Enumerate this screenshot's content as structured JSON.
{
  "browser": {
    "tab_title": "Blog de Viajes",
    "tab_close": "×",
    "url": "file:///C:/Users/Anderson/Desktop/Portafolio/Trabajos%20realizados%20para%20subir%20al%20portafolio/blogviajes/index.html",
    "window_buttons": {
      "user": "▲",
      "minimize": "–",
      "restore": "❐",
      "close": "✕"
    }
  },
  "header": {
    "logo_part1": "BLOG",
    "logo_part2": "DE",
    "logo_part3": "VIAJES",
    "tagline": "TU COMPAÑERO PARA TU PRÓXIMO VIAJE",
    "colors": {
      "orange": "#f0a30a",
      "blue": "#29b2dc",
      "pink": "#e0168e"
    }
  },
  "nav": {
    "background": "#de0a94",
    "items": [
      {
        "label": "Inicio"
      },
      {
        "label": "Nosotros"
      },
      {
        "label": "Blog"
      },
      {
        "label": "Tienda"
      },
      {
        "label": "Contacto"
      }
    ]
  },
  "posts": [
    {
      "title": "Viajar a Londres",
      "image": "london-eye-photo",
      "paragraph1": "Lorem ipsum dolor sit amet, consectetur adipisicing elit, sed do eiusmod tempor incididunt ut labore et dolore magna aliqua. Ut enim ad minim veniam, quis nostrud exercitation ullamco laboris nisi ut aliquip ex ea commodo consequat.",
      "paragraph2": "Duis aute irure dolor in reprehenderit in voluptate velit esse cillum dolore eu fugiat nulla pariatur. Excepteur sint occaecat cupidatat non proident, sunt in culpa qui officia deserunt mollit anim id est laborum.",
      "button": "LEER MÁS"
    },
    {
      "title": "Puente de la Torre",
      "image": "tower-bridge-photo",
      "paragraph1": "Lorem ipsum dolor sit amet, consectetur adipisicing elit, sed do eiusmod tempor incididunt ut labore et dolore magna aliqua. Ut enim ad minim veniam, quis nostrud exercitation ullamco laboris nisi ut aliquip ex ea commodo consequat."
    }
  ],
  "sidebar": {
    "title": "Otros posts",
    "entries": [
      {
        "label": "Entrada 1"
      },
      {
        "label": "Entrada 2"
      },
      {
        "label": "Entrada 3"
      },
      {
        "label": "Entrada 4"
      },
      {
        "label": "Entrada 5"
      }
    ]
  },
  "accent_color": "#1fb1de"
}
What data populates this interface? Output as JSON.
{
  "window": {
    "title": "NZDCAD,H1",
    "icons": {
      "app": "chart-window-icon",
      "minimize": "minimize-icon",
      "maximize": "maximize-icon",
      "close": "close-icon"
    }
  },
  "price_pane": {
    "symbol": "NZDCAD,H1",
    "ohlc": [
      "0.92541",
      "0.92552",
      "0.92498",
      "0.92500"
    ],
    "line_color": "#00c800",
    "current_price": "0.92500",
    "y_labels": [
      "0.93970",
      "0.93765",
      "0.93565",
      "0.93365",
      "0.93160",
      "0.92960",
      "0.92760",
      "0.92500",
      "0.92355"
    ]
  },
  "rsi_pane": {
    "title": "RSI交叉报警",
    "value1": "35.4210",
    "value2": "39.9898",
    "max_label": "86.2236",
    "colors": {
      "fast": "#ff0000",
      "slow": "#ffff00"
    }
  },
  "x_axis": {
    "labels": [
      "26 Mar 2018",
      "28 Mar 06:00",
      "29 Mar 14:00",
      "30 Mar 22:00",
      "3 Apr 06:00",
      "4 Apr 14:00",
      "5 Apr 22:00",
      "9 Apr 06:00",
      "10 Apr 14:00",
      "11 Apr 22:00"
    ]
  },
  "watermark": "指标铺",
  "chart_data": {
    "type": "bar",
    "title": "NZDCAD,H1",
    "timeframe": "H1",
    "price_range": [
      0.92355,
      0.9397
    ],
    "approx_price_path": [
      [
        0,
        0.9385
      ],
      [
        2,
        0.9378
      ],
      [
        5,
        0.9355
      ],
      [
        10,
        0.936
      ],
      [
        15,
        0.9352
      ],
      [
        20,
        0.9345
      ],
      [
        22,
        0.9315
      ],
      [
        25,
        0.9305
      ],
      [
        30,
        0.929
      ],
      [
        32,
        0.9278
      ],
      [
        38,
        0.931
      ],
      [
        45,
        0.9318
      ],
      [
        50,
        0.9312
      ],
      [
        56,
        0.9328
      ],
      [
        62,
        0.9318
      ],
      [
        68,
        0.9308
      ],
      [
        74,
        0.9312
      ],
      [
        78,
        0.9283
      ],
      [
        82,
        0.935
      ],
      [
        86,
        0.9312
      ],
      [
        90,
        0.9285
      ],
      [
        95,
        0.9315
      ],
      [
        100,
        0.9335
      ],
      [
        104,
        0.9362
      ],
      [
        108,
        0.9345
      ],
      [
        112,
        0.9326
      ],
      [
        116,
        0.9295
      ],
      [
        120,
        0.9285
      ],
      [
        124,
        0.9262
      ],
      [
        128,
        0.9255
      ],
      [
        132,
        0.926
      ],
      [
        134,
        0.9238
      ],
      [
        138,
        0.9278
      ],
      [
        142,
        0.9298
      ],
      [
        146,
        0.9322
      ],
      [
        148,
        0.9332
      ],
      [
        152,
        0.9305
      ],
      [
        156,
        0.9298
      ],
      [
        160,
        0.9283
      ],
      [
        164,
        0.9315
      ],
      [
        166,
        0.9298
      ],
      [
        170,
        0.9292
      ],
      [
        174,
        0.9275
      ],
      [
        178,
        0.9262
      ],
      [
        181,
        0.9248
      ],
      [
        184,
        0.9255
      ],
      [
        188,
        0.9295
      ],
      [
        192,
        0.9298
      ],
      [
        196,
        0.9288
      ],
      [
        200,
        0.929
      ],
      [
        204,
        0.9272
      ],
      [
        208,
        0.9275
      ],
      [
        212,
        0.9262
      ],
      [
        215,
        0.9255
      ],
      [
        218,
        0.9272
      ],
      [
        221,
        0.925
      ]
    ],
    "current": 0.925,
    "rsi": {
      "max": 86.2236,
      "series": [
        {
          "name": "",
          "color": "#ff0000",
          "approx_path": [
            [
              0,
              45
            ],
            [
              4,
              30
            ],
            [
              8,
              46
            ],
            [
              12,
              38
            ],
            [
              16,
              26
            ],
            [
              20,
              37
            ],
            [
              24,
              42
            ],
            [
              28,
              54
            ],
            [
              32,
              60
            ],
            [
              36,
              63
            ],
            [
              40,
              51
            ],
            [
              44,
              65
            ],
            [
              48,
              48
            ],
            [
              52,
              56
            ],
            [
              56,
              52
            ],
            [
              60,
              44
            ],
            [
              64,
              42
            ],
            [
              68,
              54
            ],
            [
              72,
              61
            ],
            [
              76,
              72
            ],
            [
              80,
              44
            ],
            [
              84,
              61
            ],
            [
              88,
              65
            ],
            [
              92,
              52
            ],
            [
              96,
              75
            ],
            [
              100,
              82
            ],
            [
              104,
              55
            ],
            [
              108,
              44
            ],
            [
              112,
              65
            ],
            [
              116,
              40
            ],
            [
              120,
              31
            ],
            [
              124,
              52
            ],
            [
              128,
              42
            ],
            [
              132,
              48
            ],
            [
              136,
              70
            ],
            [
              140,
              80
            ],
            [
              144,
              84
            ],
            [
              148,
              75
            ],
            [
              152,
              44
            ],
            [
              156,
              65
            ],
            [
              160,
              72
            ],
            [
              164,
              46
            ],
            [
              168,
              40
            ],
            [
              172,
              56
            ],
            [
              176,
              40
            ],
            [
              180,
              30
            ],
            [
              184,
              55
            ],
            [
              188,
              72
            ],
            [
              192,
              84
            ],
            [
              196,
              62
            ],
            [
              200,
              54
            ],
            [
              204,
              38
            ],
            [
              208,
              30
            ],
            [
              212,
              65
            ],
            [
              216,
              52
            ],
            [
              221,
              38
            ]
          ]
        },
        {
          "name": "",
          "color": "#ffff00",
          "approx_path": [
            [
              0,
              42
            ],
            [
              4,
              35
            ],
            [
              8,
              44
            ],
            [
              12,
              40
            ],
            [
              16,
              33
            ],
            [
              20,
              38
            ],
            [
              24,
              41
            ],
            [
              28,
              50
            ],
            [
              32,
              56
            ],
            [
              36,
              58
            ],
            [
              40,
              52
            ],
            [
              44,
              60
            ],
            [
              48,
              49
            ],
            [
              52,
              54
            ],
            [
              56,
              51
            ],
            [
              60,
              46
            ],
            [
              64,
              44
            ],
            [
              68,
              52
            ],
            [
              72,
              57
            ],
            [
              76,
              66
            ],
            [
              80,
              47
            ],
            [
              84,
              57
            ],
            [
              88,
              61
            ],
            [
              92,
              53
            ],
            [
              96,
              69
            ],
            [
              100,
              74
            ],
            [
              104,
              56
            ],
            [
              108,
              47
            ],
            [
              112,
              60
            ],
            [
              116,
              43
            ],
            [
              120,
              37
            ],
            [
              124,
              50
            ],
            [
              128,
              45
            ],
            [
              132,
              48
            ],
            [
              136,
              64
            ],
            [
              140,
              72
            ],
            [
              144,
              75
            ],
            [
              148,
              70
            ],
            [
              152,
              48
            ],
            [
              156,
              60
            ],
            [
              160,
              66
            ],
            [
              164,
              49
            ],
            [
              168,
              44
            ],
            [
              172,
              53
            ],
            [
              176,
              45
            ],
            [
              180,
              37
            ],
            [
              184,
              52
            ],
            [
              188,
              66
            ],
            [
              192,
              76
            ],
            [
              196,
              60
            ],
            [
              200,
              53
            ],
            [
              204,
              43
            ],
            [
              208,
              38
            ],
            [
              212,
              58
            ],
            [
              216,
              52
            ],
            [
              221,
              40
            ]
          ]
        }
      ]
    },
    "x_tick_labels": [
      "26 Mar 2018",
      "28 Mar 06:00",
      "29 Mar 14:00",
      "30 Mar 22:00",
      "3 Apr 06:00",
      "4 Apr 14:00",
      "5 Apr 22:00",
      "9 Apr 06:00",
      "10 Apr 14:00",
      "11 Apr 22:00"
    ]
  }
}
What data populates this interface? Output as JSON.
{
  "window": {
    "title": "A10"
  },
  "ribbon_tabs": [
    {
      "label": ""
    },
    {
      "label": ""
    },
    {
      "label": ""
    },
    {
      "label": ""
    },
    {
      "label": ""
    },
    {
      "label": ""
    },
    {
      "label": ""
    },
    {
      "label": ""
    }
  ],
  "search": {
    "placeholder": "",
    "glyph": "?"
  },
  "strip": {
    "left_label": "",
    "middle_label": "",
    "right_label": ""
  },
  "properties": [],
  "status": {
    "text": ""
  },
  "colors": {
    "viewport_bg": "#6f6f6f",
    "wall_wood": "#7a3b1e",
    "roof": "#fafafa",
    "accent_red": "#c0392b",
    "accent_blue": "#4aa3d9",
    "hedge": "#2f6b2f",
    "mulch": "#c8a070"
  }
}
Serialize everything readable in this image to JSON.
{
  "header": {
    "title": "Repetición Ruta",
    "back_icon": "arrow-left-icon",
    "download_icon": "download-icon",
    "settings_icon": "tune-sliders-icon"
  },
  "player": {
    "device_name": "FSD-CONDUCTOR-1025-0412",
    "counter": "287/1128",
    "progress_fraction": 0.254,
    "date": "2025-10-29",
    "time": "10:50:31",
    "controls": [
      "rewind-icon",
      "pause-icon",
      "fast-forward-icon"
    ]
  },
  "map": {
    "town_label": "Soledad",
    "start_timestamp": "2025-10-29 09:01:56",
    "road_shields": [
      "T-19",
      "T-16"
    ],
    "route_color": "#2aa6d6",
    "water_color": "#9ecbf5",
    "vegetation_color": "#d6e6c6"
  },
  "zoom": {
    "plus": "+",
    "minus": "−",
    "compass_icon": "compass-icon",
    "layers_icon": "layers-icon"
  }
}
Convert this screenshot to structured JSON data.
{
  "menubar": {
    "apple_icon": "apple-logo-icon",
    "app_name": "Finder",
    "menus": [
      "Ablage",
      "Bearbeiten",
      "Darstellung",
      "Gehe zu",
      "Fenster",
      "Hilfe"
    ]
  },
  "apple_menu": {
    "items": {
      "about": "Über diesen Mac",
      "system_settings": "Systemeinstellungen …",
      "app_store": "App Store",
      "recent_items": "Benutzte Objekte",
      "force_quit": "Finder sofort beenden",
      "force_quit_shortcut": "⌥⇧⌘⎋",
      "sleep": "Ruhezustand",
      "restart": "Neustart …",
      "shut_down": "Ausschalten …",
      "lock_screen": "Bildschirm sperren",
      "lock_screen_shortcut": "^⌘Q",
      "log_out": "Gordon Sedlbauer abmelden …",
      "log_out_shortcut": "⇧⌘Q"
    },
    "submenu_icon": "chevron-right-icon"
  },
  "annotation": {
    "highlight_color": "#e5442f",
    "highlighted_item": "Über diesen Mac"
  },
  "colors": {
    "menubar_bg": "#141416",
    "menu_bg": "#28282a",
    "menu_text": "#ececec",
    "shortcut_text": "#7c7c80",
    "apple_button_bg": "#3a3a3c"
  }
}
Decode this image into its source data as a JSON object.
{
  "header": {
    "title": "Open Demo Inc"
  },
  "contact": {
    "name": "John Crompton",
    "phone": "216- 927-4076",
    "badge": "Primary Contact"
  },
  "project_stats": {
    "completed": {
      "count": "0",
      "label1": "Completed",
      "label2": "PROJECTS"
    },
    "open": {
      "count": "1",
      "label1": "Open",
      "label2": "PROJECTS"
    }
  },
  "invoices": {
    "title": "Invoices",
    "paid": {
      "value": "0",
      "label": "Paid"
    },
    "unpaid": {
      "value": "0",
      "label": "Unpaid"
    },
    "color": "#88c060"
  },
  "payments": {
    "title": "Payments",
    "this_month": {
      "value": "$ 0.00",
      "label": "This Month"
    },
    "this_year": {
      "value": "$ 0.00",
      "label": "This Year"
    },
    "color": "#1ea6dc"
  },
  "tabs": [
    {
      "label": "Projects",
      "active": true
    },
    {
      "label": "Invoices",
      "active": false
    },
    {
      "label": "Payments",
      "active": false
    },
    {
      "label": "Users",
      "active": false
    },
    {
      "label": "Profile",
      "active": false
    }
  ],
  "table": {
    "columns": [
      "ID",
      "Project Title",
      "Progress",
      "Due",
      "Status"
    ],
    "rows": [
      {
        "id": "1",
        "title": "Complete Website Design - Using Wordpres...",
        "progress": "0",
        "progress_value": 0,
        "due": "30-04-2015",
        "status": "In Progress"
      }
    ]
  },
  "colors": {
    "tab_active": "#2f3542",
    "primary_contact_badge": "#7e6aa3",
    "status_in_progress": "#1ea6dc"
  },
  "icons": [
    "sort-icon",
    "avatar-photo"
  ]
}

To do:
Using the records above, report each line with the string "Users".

Written reply:
    "url": "file:///C:/Users/Anderson/Desktop/Portafolio/Trabajos%20realizados%20para%20subir%20al%20portafolio/blogviajes/index.html",
      "label": "Users",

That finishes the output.